Morbidity and mortality from acute coronary artery occlusion may be reduced if local myocardial adenosine concentration is augmented because 1) coronary collateral blood flow during ischemia increases with adenosine infusion, and 2) granulocytes that accumulate in the microcirculation during ischemia are, to a large extent, inhibited by adenosine from generating superoxide anion free radicals, from adhering to vascular endothelium, and from damaging endothelial cells in culture. Using a cultured lymphoblast model system, we found that 5-amino-4-imidazole carboxamide (AICA) riboside enhance adenosine accumulation during ATP catabolism. Therefore, AICA riboside pretreatment was used in canine myocardium to selectively increase adenosine concentration in the ischemic area during 1 hour of ischemia. At 5 minutes of ischemia, endocardial flow to ischemic myocardium in saline-treated and AICA riboside-treated dogs was 0.06 ± 0.03 and 0.34 ± 0.11 ml/min/g, respectively (p < 0.01); flow to nonischemic myocardium was not affected. Ventricular tachycardia and premature ventricular depolarizations were significantly attenuated in the AICA riboside-treated dogs. Blood pressure and heart rate were not affected by AICA riboside. In venous blood from ischemic tissue, adenosine increased from undetectable levels (< 0.01 μM) to 0.22 ± 0.08 μM in saline and 1.79 ± 0.06 μM in AICA riboside-treated dogs, respectively (p < 0.001). Coronary vein inosine concentrations were greater in saline than in AICA riboside-treated dogs. In separate in vitro studies, AICA riboside did not alter the removal rate of adenosine from canine blood. Indium-labeled granulocyte accumulation was significantly less in ischemic myocardium in AICA riboside-treated compared with saline-treated dogs. In addition, adenosine, but not AICA riboside, inhibited in vitro canine granulocyte superoxide production. We conclude that AICA riboside given before myocardial ischemia augments adenosine concentration, decreases arrhythmias, decreases granulocyte accumulation, and improves collateral flow to ischemic myocardium. One of the beneficial mechanisms could be an increased production of adenosine rather than inosine from ATP catabolism that causes vasodilation and inhibition of granulocytes. We propose a new hypothesis regarding regulation of the inflammatory reaction to ischemia in the microcirculation. Adenosine, in addition to its vasodilator action, is an anti-injury autacoid that links ATp catabolism to inhibition of granulocyte adherence, microvascular obstruction, and superoxide anion formation.

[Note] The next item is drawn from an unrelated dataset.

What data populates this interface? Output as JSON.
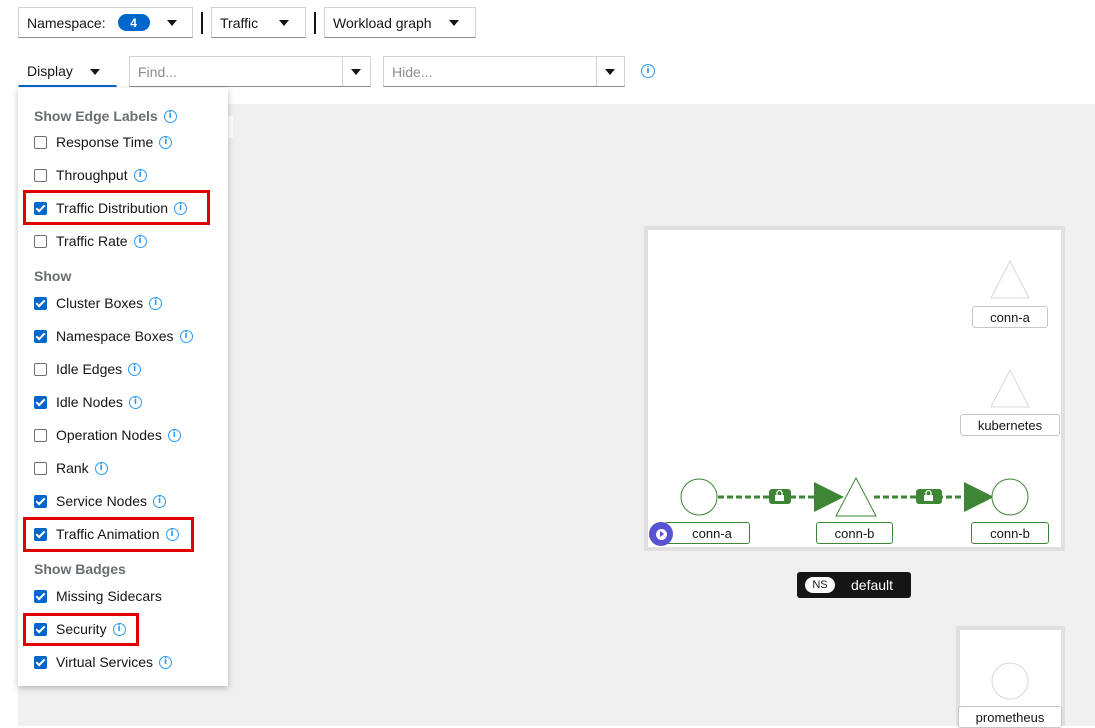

ASJC Scopus subject areas
- Cardiology and Cardiovascular Medicine
- Physiology (medical)